[App and web page records]
/---
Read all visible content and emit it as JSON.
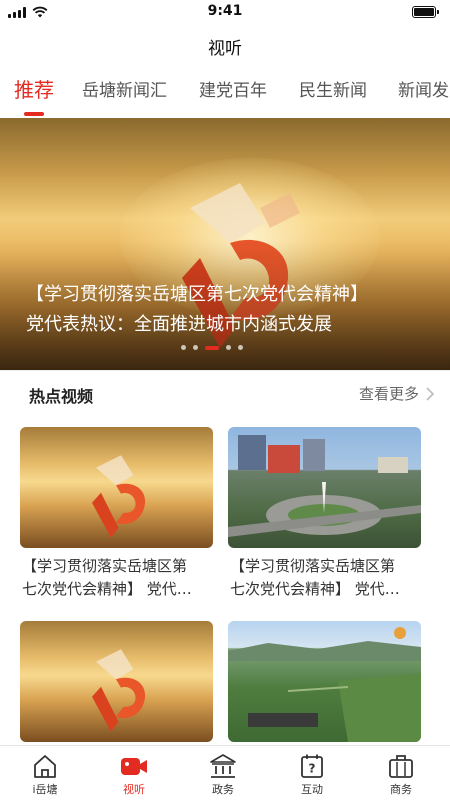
{
  "status_bar": {
    "time": "9:41"
  },
  "header": {
    "title": "视听"
  },
  "tabs": [
    {
      "label": "推荐",
      "active": true
    },
    {
      "label": "岳塘新闻汇"
    },
    {
      "label": "建党百年"
    },
    {
      "label": "民生新闻"
    },
    {
      "label": "新闻发"
    }
  ],
  "banner": {
    "caption_line1": "【学习贯彻落实岳塘区第七次党代会精神】",
    "caption_line2": "党代表热议：全面推进城市内涵式发展",
    "slide_count": 5,
    "active_slide": 3
  },
  "hot_videos": {
    "title": "热点视频",
    "more_label": "查看更多",
    "items": [
      {
        "title_line1": "【学习贯彻落实岳塘区第",
        "title_line2": "七次党代会精神】 党代…",
        "thumb": "golden-sky-emblem"
      },
      {
        "title_line1": "【学习贯彻落实岳塘区第",
        "title_line2": "七次党代会精神】 党代…",
        "thumb": "city-roundabout"
      },
      {
        "title_line1": "",
        "title_line2": "",
        "thumb": "golden-sky-emblem"
      },
      {
        "title_line1": "",
        "title_line2": "",
        "thumb": "green-farmland"
      }
    ]
  },
  "bottom_nav": [
    {
      "label": "i岳塘",
      "icon": "home-icon"
    },
    {
      "label": "视听",
      "icon": "video-camera-icon",
      "active": true
    },
    {
      "label": "政务",
      "icon": "government-building-icon"
    },
    {
      "label": "互动",
      "icon": "interaction-question-icon"
    },
    {
      "label": "商务",
      "icon": "briefcase-icon"
    }
  ],
  "colors": {
    "accent": "#e32b22",
    "text": "#222222",
    "muted": "#666666"
  }
}
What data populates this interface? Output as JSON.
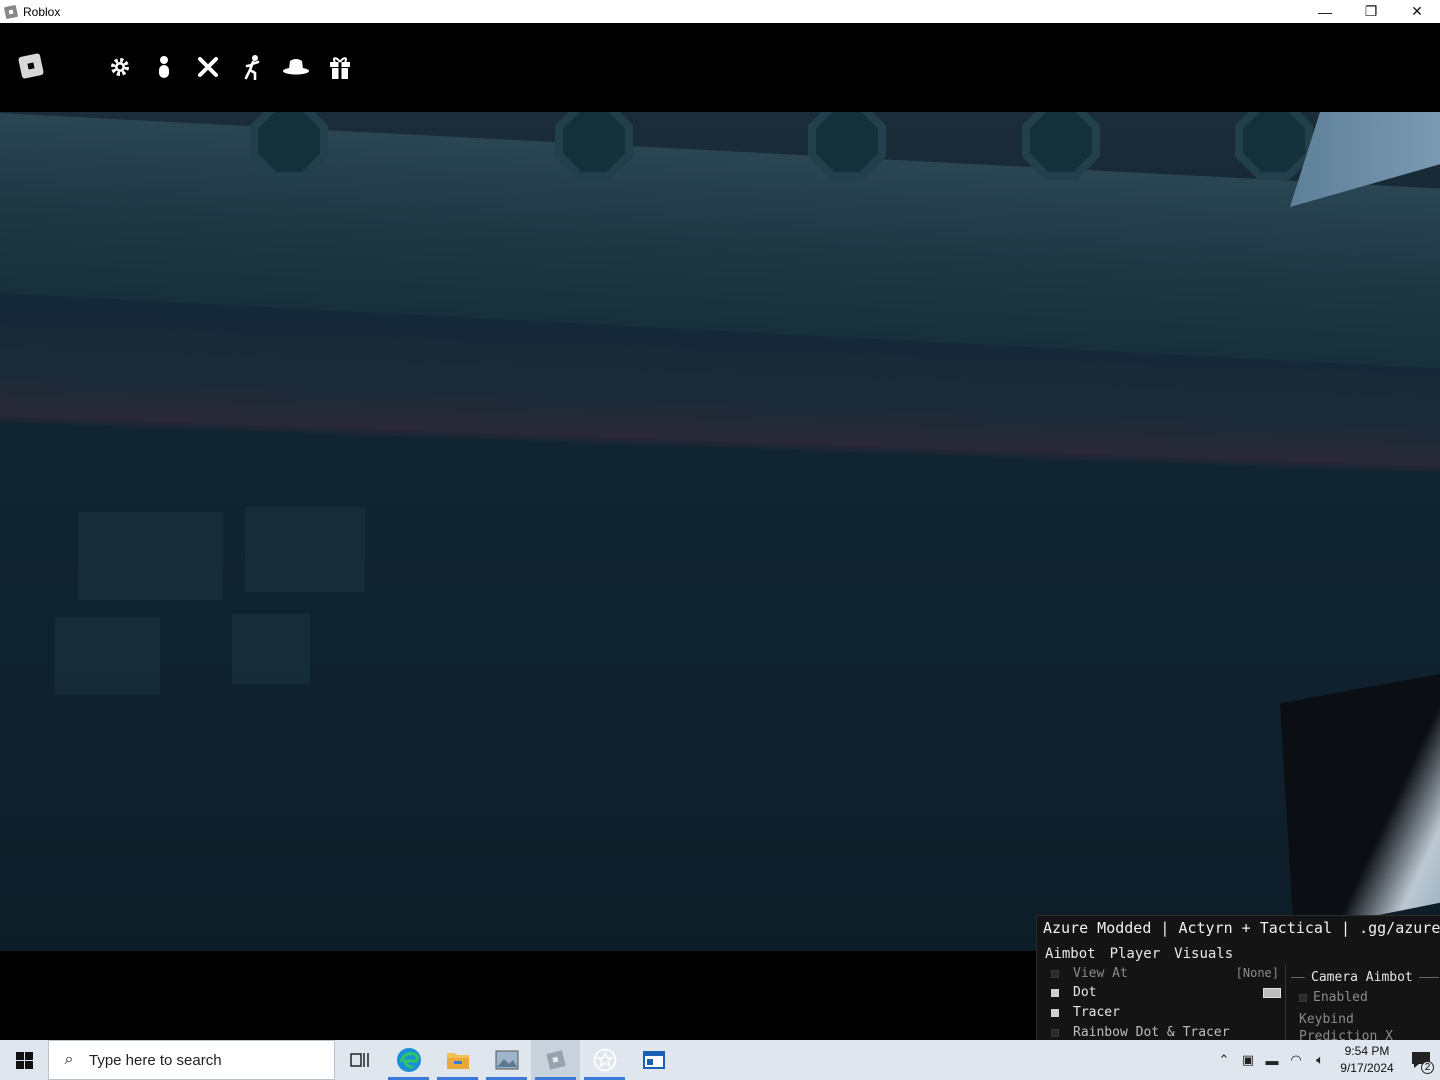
{
  "window": {
    "title": "Roblox",
    "minimize_glyph": "—",
    "restore_glyph": "❐",
    "close_glyph": "✕"
  },
  "roblox_topbar": {
    "tools": [
      {
        "name": "settings-icon"
      },
      {
        "name": "player-icon"
      },
      {
        "name": "swords-icon"
      },
      {
        "name": "emote-icon"
      },
      {
        "name": "hat-icon"
      },
      {
        "name": "gift-icon"
      }
    ]
  },
  "menu": {
    "title": "Azure Modded | Actyrn + Tactical | .gg/azuremo",
    "tabs": [
      "Aimbot",
      "Player",
      "Visuals"
    ],
    "left_options": [
      {
        "label": "View At",
        "keybind": "[None]",
        "checked": false
      },
      {
        "label": "Dot",
        "checked": true
      },
      {
        "label": "Tracer",
        "checked": true
      },
      {
        "label": "Rainbow Dot & Tracer",
        "checked": false
      }
    ],
    "right_section": {
      "title": "Camera Aimbot",
      "enabled_label": "Enabled",
      "keybind_label": "Keybind",
      "prediction_label": "Prediction X"
    }
  },
  "taskbar": {
    "search_placeholder": "Type here to search",
    "clock_time": "9:54 PM",
    "clock_date": "9/17/2024",
    "notification_count": "2",
    "apps": [
      {
        "name": "task-view-icon"
      },
      {
        "name": "edge-icon"
      },
      {
        "name": "file-explorer-icon"
      },
      {
        "name": "photos-icon"
      },
      {
        "name": "roblox-icon"
      },
      {
        "name": "star-app-icon"
      },
      {
        "name": "window-app-icon"
      }
    ]
  },
  "colors": {
    "menu_bg": "#141414",
    "taskbar_bg": "#dfe6ee",
    "accent": "#3c78d8"
  }
}
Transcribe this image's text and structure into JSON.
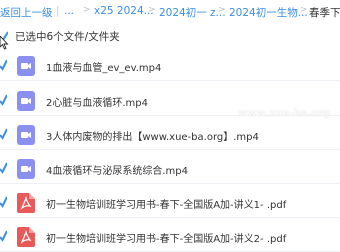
{
  "breadcrumb": {
    "back": "返回上一级",
    "divider": "|",
    "items": [
      "...",
      "x25 2024...",
      "2024初一 z...",
      "2024初一生物..."
    ],
    "current": "春季下"
  },
  "selection": {
    "status_text": "已选中6个文件/文件夹"
  },
  "files": [
    {
      "name": "1血液与血管_ev_ev.mp4",
      "type": "video",
      "icon": "video-icon"
    },
    {
      "name": "2心脏与血液循环.mp4",
      "type": "video",
      "icon": "video-icon"
    },
    {
      "name": "3人体内废物的排出【www.xue-ba.org】.mp4",
      "type": "video",
      "icon": "video-icon"
    },
    {
      "name": "4血液循环与泌尿系统综合.mp4",
      "type": "video",
      "icon": "video-icon"
    },
    {
      "name": "初一生物培训班学习用书-春下-全国版A加-讲义1- .pdf",
      "type": "pdf",
      "icon": "pdf-icon"
    },
    {
      "name": "初一生物培训班学习用书-春下-全国版A加-讲义2- .pdf",
      "type": "pdf",
      "icon": "pdf-icon"
    }
  ],
  "watermark": "www.xue-ba.org",
  "colors": {
    "accent": "#3a8ee6",
    "video_icon": "#8a8ff0",
    "pdf_icon": "#e85a5a"
  }
}
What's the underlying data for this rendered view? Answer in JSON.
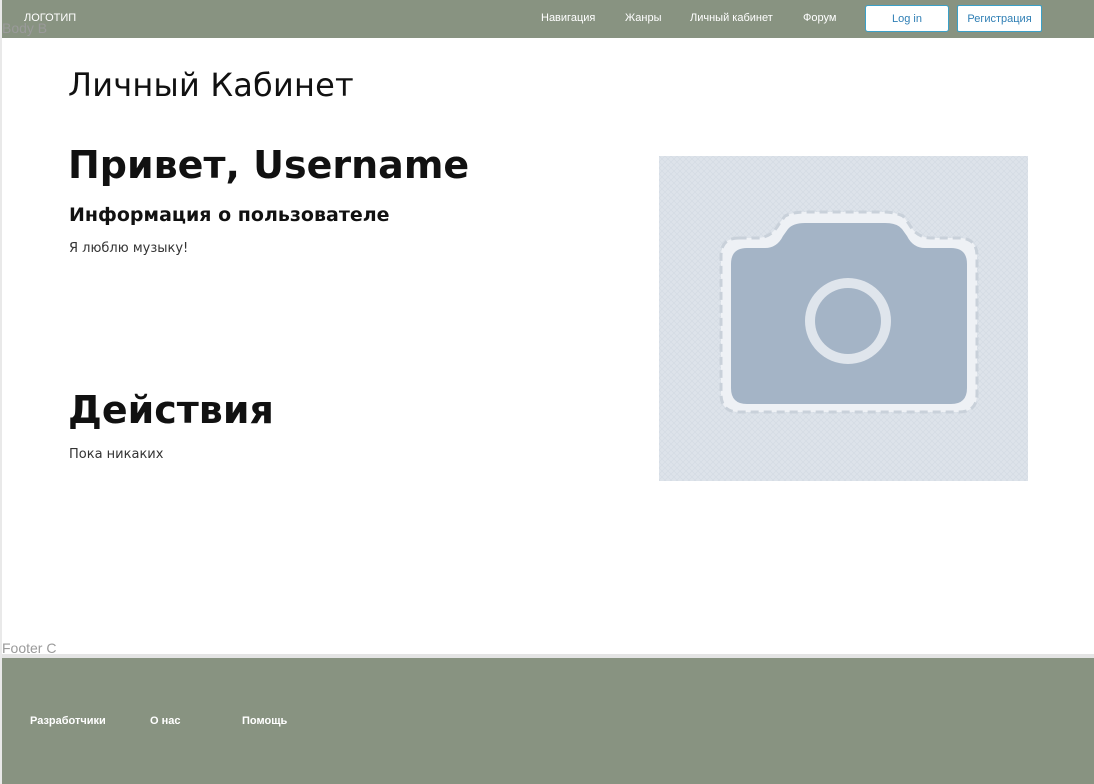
{
  "header": {
    "logo": "ЛОГОТИП",
    "nav": [
      "Навигация",
      "Жанры",
      "Личный кабинет",
      "Форум"
    ],
    "login_label": "Log in",
    "register_label": "Регистрация"
  },
  "frame_labels": {
    "body": "Body B",
    "footer": "Footer C"
  },
  "main": {
    "page_title": "Личный Кабинет",
    "greeting": "Привет, Username",
    "info_heading": "Информация о пользователе",
    "info_text": "Я люблю музыку!",
    "actions_heading": "Действия",
    "actions_text": "Пока никаких",
    "photo_icon": "camera-icon"
  },
  "footer": {
    "links": [
      "Разработчики",
      "О нас",
      "Помощь"
    ]
  },
  "colors": {
    "header_bg": "#889381",
    "footer_bg": "#889381",
    "button_border": "#3aa0c8",
    "photo_bg": "#dde3ea",
    "camera": "#a4b4c6"
  }
}
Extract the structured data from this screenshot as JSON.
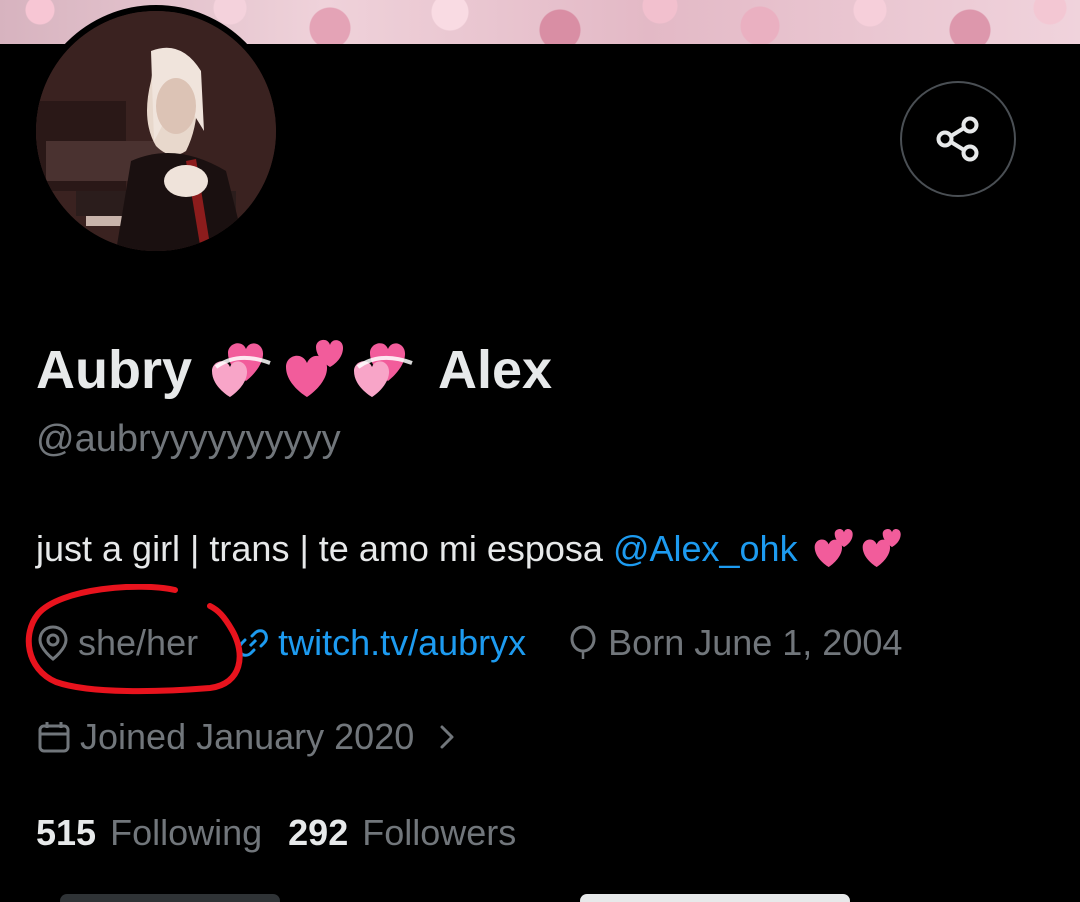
{
  "profile": {
    "display_name_first": "Aubry",
    "display_name_second": "Alex",
    "handle": "@aubryyyyyyyyyy",
    "bio_text": "just a girl | trans | te amo mi esposa",
    "bio_mention": "@Alex_ohk",
    "pronouns": "she/her",
    "website": "twitch.tv/aubryx",
    "birthday": "Born June 1, 2004",
    "joined": "Joined January 2020",
    "following_count": "515",
    "following_label": "Following",
    "followers_count": "292",
    "followers_label": "Followers"
  },
  "icons": {
    "share": "share-icon",
    "location": "location-pin-icon",
    "link": "link-icon",
    "birthday": "balloon-icon",
    "calendar": "calendar-icon",
    "chevron": "chevron-right-icon",
    "heart_emoji": "heart-emoji-icon"
  },
  "colors": {
    "background": "#000000",
    "primary_text": "#e7e9ea",
    "secondary_text": "#71767b",
    "link": "#1d9bf0",
    "annotation": "#e8131d",
    "heart_pink": "#f25c9b"
  }
}
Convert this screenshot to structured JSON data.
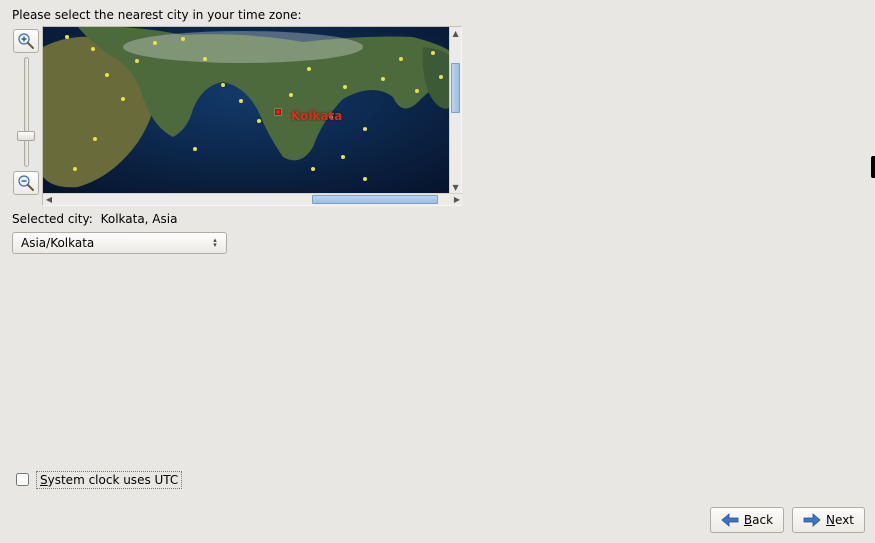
{
  "instructions": "Please select the nearest city in your time zone:",
  "map": {
    "selected_marker_label": "Kolkata"
  },
  "selected": {
    "label": "Selected city:",
    "value": "Kolkata, Asia"
  },
  "timezone_select": {
    "value": "Asia/Kolkata"
  },
  "utc_checkbox": {
    "checked": false,
    "mnemonic": "S",
    "rest": "ystem clock uses UTC"
  },
  "nav": {
    "back": {
      "mnemonic": "B",
      "rest": "ack"
    },
    "next": {
      "mnemonic": "N",
      "rest": "ext"
    }
  }
}
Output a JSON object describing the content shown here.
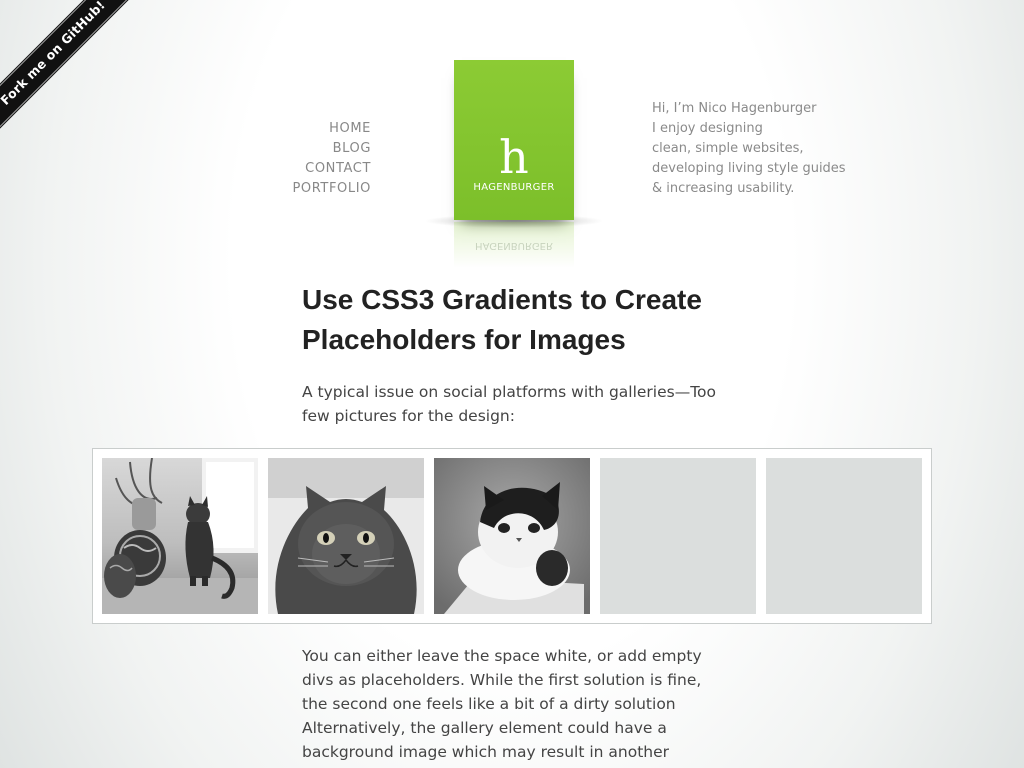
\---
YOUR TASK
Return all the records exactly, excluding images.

ANSWER AREA
Read all visible content and emit it as JSON.
{
  "status_bar": {
    "time": "9:41"
  },
  "header": {
    "title": "视听"
  },
  "tabs": [
    {
      "label": "推荐",
      "active": true
    },
    {
      "label": "岳塘新闻汇"
    },
    {
      "label": "建党百年"
    },
    {
      "label": "民生新闻"
    },
    {
      "label": "新闻发"
    }
  ],
  "banner": {
    "caption_line1": "【学习贯彻落实岳塘区第七次党代会精神】",
    "caption_line2": "党代表热议：全面推进城市内涵式发展",
    "slide_count": 5,
    "active_slide": 3
  },
  "hot_videos": {
    "title": "热点视频",
    "more_label": "查看更多",
    "items": [
      {
        "title_line1": "【学习贯彻落实岳塘区第",
        "title_line2": "七次党代会精神】 党代…",
        "thumb": "golden-sky-emblem"
      },
      {
        "title_line1": "【学习贯彻落实岳塘区第",
        "title_line2": "七次党代会精神】 党代…",
        "thumb": "city-roundabout"
      },
      {
        "title_line1": "",
        "title_line2": "",
        "thumb": "golden-sky-emblem"
      },
      {
        "title_line1": "",
        "title_line2": "",
        "thumb": "green-farmland"
      }
    ]
  },
  "bottom_nav": [
    {
      "label": "i岳塘",
      "icon": "home-icon"
    },
    {
      "label": "视听",
      "icon": "video-camera-icon",
      "active": true
    },
    {
      "label": "政务",
      "icon": "government-building-icon"
    },
    {
      "label": "互动",
      "icon": "interaction-question-icon"
    },
    {
      "label": "商务",
      "icon": "briefcase-icon"
    }
  ],
  "colors": {
    "accent": "#e32b22",
    "text": "#222222",
    "muted": "#666666"
  }
}
What data populates this interface? Output as JSON.
{
  "window": {
    "title": "Roblox",
    "minimize_glyph": "—",
    "restore_glyph": "❐",
    "close_glyph": "✕"
  },
  "roblox_topbar": {
    "tools": [
      {
        "name": "settings-icon"
      },
      {
        "name": "player-icon"
      },
      {
        "name": "swords-icon"
      },
      {
        "name": "emote-icon"
      },
      {
        "name": "hat-icon"
      },
      {
        "name": "gift-icon"
      }
    ]
  },
  "menu": {
    "title": "Azure Modded | Actyrn + Tactical | .gg/azuremo",
    "tabs": [
      "Aimbot",
      "Player",
      "Visuals"
    ],
    "left_options": [
      {
        "label": "View At",
        "keybind": "[None]",
        "checked": false
      },
      {
        "label": "Dot",
        "checked": true
      },
      {
        "label": "Tracer",
        "checked": true
      },
      {
        "label": "Rainbow Dot & Tracer",
        "checked": false
      }
    ],
    "right_section": {
      "title": "Camera Aimbot",
      "enabled_label": "Enabled",
      "keybind_label": "Keybind",
      "prediction_label": "Prediction X"
    }
  },
  "taskbar": {
    "search_placeholder": "Type here to search",
    "clock_time": "9:54 PM",
    "clock_date": "9/17/2024",
    "notification_count": "2",
    "apps": [
      {
        "name": "task-view-icon"
      },
      {
        "name": "edge-icon"
      },
      {
        "name": "file-explorer-icon"
      },
      {
        "name": "photos-icon"
      },
      {
        "name": "roblox-icon"
      },
      {
        "name": "star-app-icon"
      },
      {
        "name": "window-app-icon"
      }
    ]
  },
  "colors": {
    "menu_bg": "#141414",
    "taskbar_bg": "#dfe6ee",
    "accent": "#3c78d8"
  }
}
Transcribe this image's text and structure into JSON.
{
  "breadcrumb": {
    "back": "返回上一级",
    "divider": "|",
    "items": [
      "...",
      "x25 2024...",
      "2024初一 z...",
      "2024初一生物..."
    ],
    "current": "春季下"
  },
  "selection": {
    "status_text": "已选中6个文件/文件夹"
  },
  "files": [
    {
      "name": "1血液与血管_ev_ev.mp4",
      "type": "video",
      "icon": "video-icon"
    },
    {
      "name": "2心脏与血液循环.mp4",
      "type": "video",
      "icon": "video-icon"
    },
    {
      "name": "3人体内废物的排出【www.xue-ba.org】.mp4",
      "type": "video",
      "icon": "video-icon"
    },
    {
      "name": "4血液循环与泌尿系统综合.mp4",
      "type": "video",
      "icon": "video-icon"
    },
    {
      "name": "初一生物培训班学习用书-春下-全国版A加-讲义1- .pdf",
      "type": "pdf",
      "icon": "pdf-icon"
    },
    {
      "name": "初一生物培训班学习用书-春下-全国版A加-讲义2- .pdf",
      "type": "pdf",
      "icon": "pdf-icon"
    }
  ],
  "watermark": "www.xue-ba.org",
  "colors": {
    "accent": "#3a8ee6",
    "video_icon": "#8a8ff0",
    "pdf_icon": "#e85a5a"
  }
}
What's the underlying data for this rendered view? Answer in JSON.
{
  "header": {
    "logo": "ЛОГОТИП",
    "nav": [
      "Навигация",
      "Жанры",
      "Личный кабинет",
      "Форум"
    ],
    "login_label": "Log in",
    "register_label": "Регистрация"
  },
  "frame_labels": {
    "body": "Body B",
    "footer": "Footer C"
  },
  "main": {
    "page_title": "Личный Кабинет",
    "greeting": "Привет, Username",
    "info_heading": "Информация о пользователе",
    "info_text": "Я люблю музыку!",
    "actions_heading": "Действия",
    "actions_text": "Пока никаких",
    "photo_icon": "camera-icon"
  },
  "footer": {
    "links": [
      "Разработчики",
      "О нас",
      "Помощь"
    ]
  },
  "colors": {
    "header_bg": "#889381",
    "footer_bg": "#889381",
    "button_border": "#3aa0c8",
    "photo_bg": "#dde3ea",
    "camera": "#a4b4c6"
  }
}
Extract the structured data from this screenshot as JSON.
{
  "profile": {
    "display_name_first": "Aubry",
    "display_name_second": "Alex",
    "handle": "@aubryyyyyyyyyy",
    "bio_text": "just a girl | trans | te amo mi esposa",
    "bio_mention": "@Alex_ohk",
    "pronouns": "she/her",
    "website": "twitch.tv/aubryx",
    "birthday": "Born June 1, 2004",
    "joined": "Joined January 2020",
    "following_count": "515",
    "following_label": "Following",
    "followers_count": "292",
    "followers_label": "Followers"
  },
  "icons": {
    "share": "share-icon",
    "location": "location-pin-icon",
    "link": "link-icon",
    "birthday": "balloon-icon",
    "calendar": "calendar-icon",
    "chevron": "chevron-right-icon",
    "heart_emoji": "heart-emoji-icon"
  },
  "colors": {
    "background": "#000000",
    "primary_text": "#e7e9ea",
    "secondary_text": "#71767b",
    "link": "#1d9bf0",
    "annotation": "#e8131d",
    "heart_pink": "#f25c9b"
  }
}
Convert this screenshot to structured JSON data.
{
  "instructions": "Please select the nearest city in your time zone:",
  "map": {
    "selected_marker_label": "Kolkata"
  },
  "selected": {
    "label": "Selected city:",
    "value": "Kolkata, Asia"
  },
  "timezone_select": {
    "value": "Asia/Kolkata"
  },
  "utc_checkbox": {
    "checked": false,
    "mnemonic": "S",
    "rest": "ystem clock uses UTC"
  },
  "nav": {
    "back": {
      "mnemonic": "B",
      "rest": "ack"
    },
    "next": {
      "mnemonic": "N",
      "rest": "ext"
    }
  }
}
Output a JSON object describing the content shown here.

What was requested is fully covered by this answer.